Viral videos fuel demand for slow lorises in the pet trade
The internet has brought us many great things but perhaps its most important contribution is… cute animal videos. YouTube and Instagram allow us to quickly and easily access hours of videos of cats wearing funny outfits and dogs greeting their owners. But other animal videos, while they may seem superficially cute, are actually causing harm to the animals depicted.
Videos of slow lorises being tickled began popping up on the internet a few years ago and exploded from there. A simple search on YouTube of “slow loris” brings up an endless stream of videos of slow lorises with millions of views. It’s hard to look at the animals’ huge, doe eyes and tiny hands and not think they are adorable, but it is important to remember that these animals are wild and suffer for the sake of our entertainment.
Since the slow lorises became a social media sensation, they have become more prominent in the pet trade.

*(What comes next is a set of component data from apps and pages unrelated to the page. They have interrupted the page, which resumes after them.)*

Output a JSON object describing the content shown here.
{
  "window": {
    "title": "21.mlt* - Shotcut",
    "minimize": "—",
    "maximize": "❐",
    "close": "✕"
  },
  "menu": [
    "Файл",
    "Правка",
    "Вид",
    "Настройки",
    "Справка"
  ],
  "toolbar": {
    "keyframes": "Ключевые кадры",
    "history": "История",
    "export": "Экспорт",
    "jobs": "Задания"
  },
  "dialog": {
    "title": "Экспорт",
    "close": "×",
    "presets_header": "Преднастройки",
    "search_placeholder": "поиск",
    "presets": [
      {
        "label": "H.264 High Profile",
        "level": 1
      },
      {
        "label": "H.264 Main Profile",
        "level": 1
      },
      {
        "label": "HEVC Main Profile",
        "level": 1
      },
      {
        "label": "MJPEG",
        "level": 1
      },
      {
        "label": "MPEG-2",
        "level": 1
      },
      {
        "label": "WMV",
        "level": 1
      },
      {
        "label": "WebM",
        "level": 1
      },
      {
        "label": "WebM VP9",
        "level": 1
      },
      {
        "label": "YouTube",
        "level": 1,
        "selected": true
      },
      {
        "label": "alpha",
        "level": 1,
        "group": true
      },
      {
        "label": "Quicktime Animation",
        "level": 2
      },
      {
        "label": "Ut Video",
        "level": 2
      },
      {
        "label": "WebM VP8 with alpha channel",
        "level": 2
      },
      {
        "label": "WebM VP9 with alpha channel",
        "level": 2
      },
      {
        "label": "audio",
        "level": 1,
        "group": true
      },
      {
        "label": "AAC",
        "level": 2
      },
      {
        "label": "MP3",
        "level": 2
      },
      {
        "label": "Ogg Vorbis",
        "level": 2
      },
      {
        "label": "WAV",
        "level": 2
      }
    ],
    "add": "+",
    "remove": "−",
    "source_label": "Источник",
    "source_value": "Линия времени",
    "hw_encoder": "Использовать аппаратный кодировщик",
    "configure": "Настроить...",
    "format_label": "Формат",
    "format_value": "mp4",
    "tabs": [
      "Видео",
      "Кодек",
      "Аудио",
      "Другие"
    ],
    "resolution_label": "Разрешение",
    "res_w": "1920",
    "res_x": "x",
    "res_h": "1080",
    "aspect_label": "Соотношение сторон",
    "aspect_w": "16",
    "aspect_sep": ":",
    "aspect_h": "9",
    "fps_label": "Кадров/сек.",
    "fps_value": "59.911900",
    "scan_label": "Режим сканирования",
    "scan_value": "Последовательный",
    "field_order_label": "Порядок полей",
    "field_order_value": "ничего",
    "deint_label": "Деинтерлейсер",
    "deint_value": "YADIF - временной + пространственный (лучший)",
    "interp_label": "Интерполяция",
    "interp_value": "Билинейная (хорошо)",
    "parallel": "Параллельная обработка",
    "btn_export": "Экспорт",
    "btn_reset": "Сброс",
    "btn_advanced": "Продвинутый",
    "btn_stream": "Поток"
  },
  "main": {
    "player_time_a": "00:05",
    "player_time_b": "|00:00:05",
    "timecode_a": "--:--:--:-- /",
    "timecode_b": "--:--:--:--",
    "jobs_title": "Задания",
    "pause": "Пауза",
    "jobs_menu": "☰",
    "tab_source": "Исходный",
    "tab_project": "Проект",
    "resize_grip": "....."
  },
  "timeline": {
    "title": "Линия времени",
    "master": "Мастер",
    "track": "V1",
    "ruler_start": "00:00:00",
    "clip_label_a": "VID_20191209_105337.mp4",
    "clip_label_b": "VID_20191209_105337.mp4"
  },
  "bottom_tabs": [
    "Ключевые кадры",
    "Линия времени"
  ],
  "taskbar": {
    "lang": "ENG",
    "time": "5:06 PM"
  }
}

Slow lorises actually encompass a few species of nocturnal primates. All of the species face severe threats to their survival such as trade from use in traditional medicine and habitat loss. The Javan Slow Loris, which is commonly seen in the pet trade, is Critically Endangered and has experienced a population decline of over 80% in the last 24 years. All of the species are listed on Appendix I of the Convention on International Trade in Endangered Species of Wild Fauna and Flora, affording them the highest protections in the international trade.
Despite their international protections, the illegal capture of slow lorises in the wild is rampant. Many of the individuals captured from the wild won’t even make it into the pet trade. According to International Animal Rescue, up to 90% of individuals die during transport. Individuals who survive may falsely be advertised as captive-bred to consumers.
Life doesn’t get much better for the slow lorises once they enter the pet trade. Although the animals are perceived as harmless, they are actually the world’s only venomous primate. Slow lorises often have their teeth forcibly cut to make them easier and safer for people to handle. The procedure can be done with rudimentary tools such as nail clippers and wire cutters without any anesthetic.
Once the slow lorises are bought, they live in an environment far removed from their natural habitat. A 2016 study analyzed videos of pet slow lorises to assess the animals’ welfare. The researchers used criteria known to be indicative of negative welfare in slow lorises such as human contact, exposure to daylight and signs of stress. All of the 100 videos analyzed showed at least one sign of stress and almost one-third of the videos showed all five signs.
Many viral videos that supposedly show the slow lorises acting cute actually depict signs of stress. The slow lorises are not raising their arms because they enjoy being tickled; rather, individuals raise their arms above their heads as a defense mechanism to release venom.
It is not too late for the misunderstood animal. International Animal Rescue has launched a campaign entitled “Tickling is Torture” to raise awareness with consumers. Sadly, the trade in slow lorises seems to be largely perpetuated by ill-informed animal lovers. International Animal Rescue encourages individuals to help slow lorises not only by refusing to buy the animals but by also refusing to “like” or “share” any videos that depict slow lorises as pets.
The tides already seem to be shifting. Just last month, International Animal Rescue rescued 20 slow lorises from captivity and released them into an enclosure within a rainforest environment. The slow lorises were all previously kept as pets but their owners stepped forward and relinquished the animals.
While these 20 slow lorises slowly acclimate to the wild before being released, many more still suffer in unsuitable home environments. Hopefully, campaigns against the slow loris trade will achieve their viral fame as well.